- Ganache – Ganache is a combination of chocolate, heavy cream and flavorins (i.e. liquor) used as fillings or frostings in a wide variety of desserts.
As a requirement, each team must prepare three identical cakes with all of the components created from scratch in front of the judges. All the cakes must include chocolate as one of the ingredients but beyond that the chefs are free to let their imagination and taste buds take flight.
Of the finished cakes, one will be integrated into the sugar showpiece and the others will be reserved for judging.
There are dozens of varieties of cakes. Below are just a few:
- Genoise – A classic French cake all chefs hold in their repertoire, a genoise is traditionally made up of just whole eggs, sugar and flour. A sugar syrup is often used to flavor and moisten the cake before the layers are assembled.
- Biscuit – While they share the same name, a biscuit cake is completely different from the all-American buttermilk dinner accompianment. Moister than a genoise, the egg whites in a biscuit are beaten separately, then folded into the cake batter to create a light and airy tecture.
- Dacquoise – Made of beaten egg whites, sugar and ground nuts, a Dacquoise is light and crunchy like a meringue.
- Pound Cake – Traditionally made by adding a pound of this and a pound of that, pound cakes are richer than the above cakes due to the addition of butter and the fact that the eggs are not first beaten until foamy.

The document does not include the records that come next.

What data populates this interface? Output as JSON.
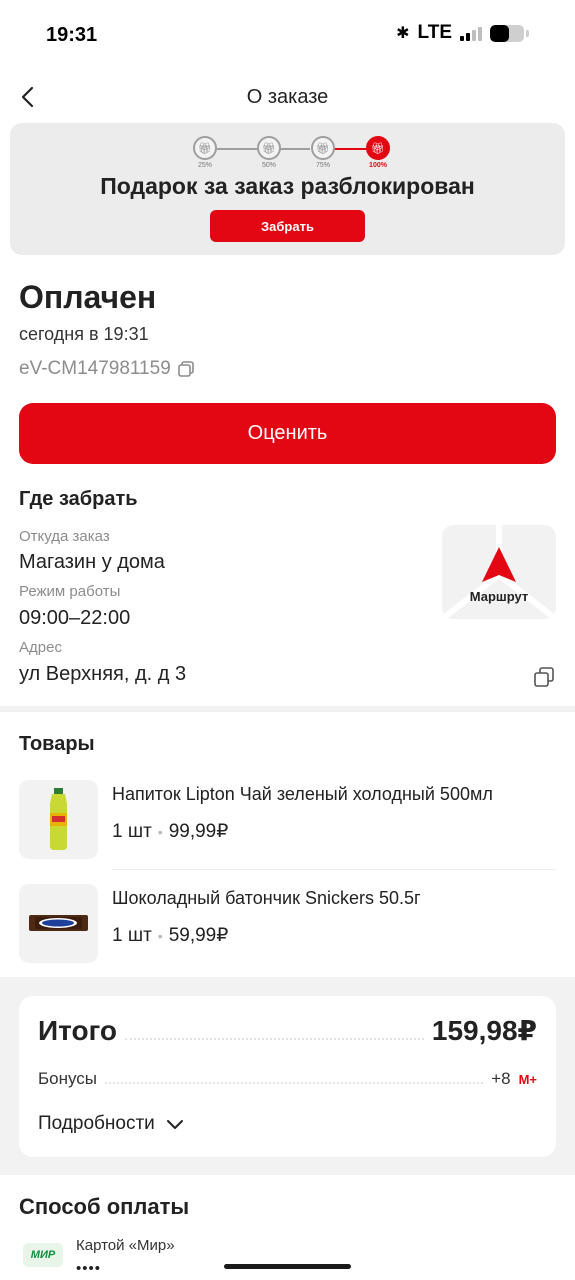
{
  "status_bar": {
    "time": "19:31",
    "network": "LTE",
    "bluetooth_icon": "bluetooth-icon",
    "battery_icon": "battery-icon"
  },
  "nav": {
    "title": "О заказе",
    "back_icon": "chevron-left-icon"
  },
  "gift_banner": {
    "steps": [
      {
        "label": "25%",
        "done": false
      },
      {
        "label": "50%",
        "done": false
      },
      {
        "label": "75%",
        "done": false
      },
      {
        "label": "100%",
        "done": true
      }
    ],
    "title": "Подарок за заказ разблокирован",
    "button_label": "Забрать"
  },
  "order": {
    "status": "Оплачен",
    "date": "сегодня в 19:31",
    "id": "eV-CM147981159",
    "rate_button": "Оценить"
  },
  "pickup": {
    "heading": "Где забрать",
    "from_label": "Откуда заказ",
    "from_value": "Магазин у дома",
    "hours_label": "Режим работы",
    "hours_value": "09:00–22:00",
    "address_label": "Адрес",
    "address_value": "ул Верхняя, д. д 3",
    "route_label": "Маршрут"
  },
  "products": {
    "heading": "Товары",
    "items": [
      {
        "name": "Напиток Lipton Чай зеленый холодный 500мл",
        "qty": "1 шт",
        "price": "99,99₽"
      },
      {
        "name": "Шоколадный батончик Snickers 50.5г",
        "qty": "1 шт",
        "price": "59,99₽"
      }
    ]
  },
  "totals": {
    "total_label": "Итого",
    "total_value": "159,98₽",
    "bonus_label": "Бонусы",
    "bonus_value": "+8",
    "bonus_badge": "M+",
    "details_label": "Подробности"
  },
  "payment": {
    "heading": "Способ оплаты",
    "logo_text": "МИР",
    "method": "Картой «Мир»",
    "mask": "••••"
  },
  "colors": {
    "accent": "#e30613",
    "muted": "#8c8c8c",
    "panel": "#f2f2f2"
  }
}
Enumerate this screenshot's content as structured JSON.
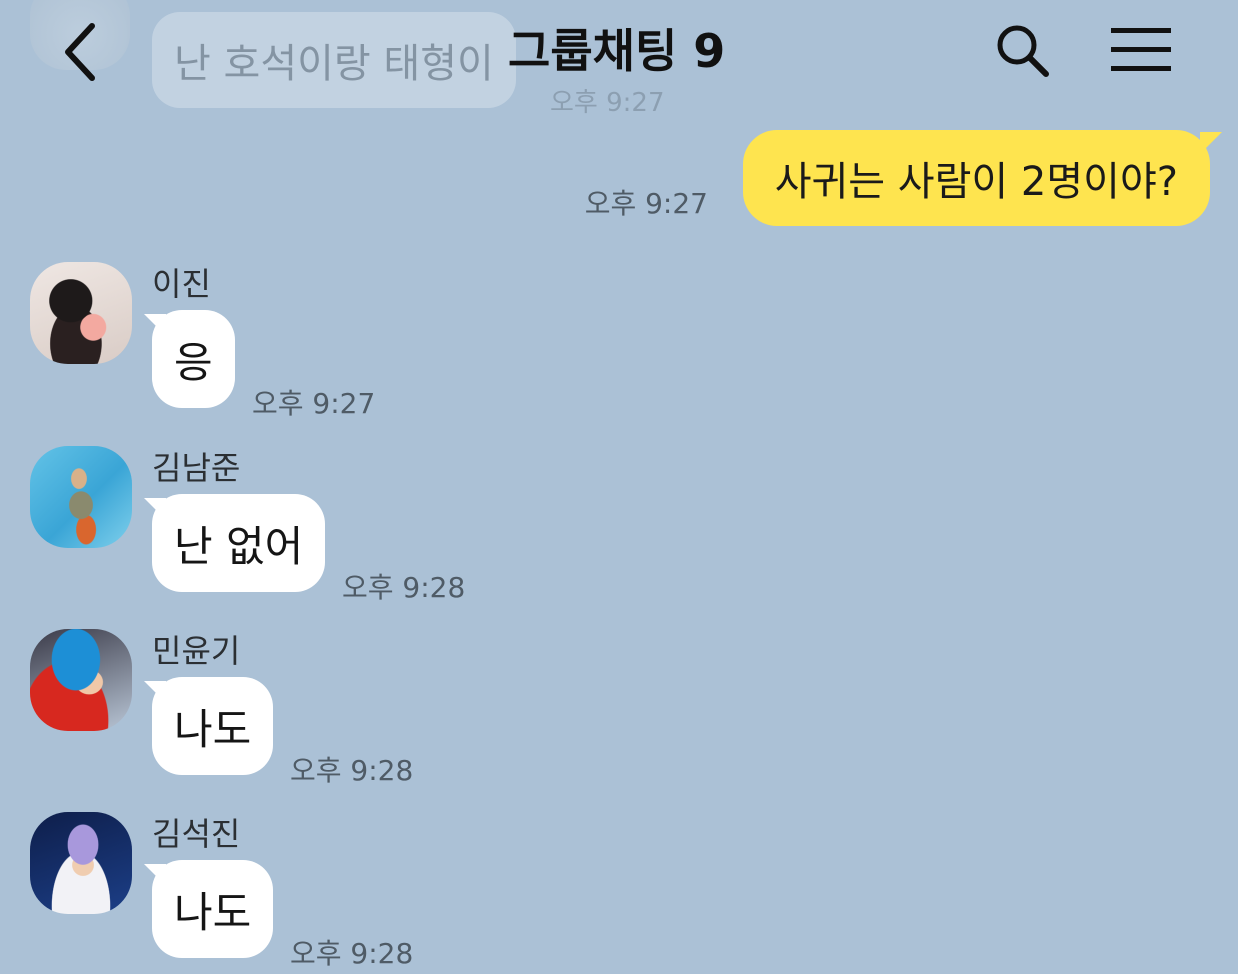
{
  "header": {
    "title": "그룹채팅 9"
  },
  "ghost_message": {
    "text": "난 호석이랑 태형이",
    "time": "오후 9:27"
  },
  "my_message": {
    "text": "사귀는 사람이 2명이야?",
    "time": "오후 9:27"
  },
  "messages": [
    {
      "sender": "이진",
      "text": "응",
      "time": "오후 9:27"
    },
    {
      "sender": "김남준",
      "text": "난 없어",
      "time": "오후 9:28"
    },
    {
      "sender": "민윤기",
      "text": "나도",
      "time": "오후 9:28"
    },
    {
      "sender": "김석진",
      "text": "나도",
      "time": "오후 9:28"
    }
  ],
  "colors": {
    "background": "#abc1d6",
    "my_bubble": "#fee44f",
    "other_bubble": "#ffffff"
  },
  "icons": [
    "back-arrow-icon",
    "search-icon",
    "menu-icon"
  ]
}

The English translation for a petit gateau is “little cake”. Each team must prepare 3 different types of petits gateau. Of the three petits gateaux, one is a fruit pteit gateaux, one is a chocolate petit gateaux, and one of the petit gateaux will be of the team’s choice. Each team will decide the shape of the petits gateaux. The sixe of each petit gateaux should be between 80-100 grams. Each team must prepare a total of 39 petits gateaux to be displayed on the buffet, for degustation, and for photography.
Each petit gateaux will be judged on the following criteria:
- Adherence to size restrictions
- Outside appearance and decoration
- Interior appearance
- Flavor of the individual components
- Balance of flavor overall
- Balance of taste (example: sweet, acidic, bitter, salty)
- Originality and innovation
As part of the competition, each team must create a frozen dessert containing the following components:
Ice Cream – cold, rich and creamy, ice cream is a perennial favorite among kids and adults alike. There is American-style (sometimes called Philadelphia style) ice cream that is made with heavy cream and French-style ice cream that is custard based. All ice creams must be processed in an ice cream machine that manually or electrically freezes the base while mixing the contents to produce a smooth and even texture.
Sorbet – Lighter than ice cream, sorbets are usually made of fruit purees and juices or wines and liquers. They contain no cream or eggs. As with ice cream, sorbets must be processed in an ice cream machine. A non-machine spun frozen component – Parfaits, semifreddo, frozen souffles and frozen mousses are all names of ice cream-like confections that do not require procession in a machine. These are all subtle differences amongst these treats but all contain some combination of eggs, sugar and cream.
Cake component – There are dozens of cake variations from which to chose. See “Entremets” for a more detailed description of some examples.
After working within some very tough guidelines, this is where the chefs get to “let loose”. The freestyle format of the Plated Dessert section of the competition allows each team to create from their favorite ingredients and recipes. There are no restrictions on the number of components or their shapes so each dessert is sure to be as different as the chefs themselves.
Please see this page for the Competition Judges.
Please see this page for the Competitors.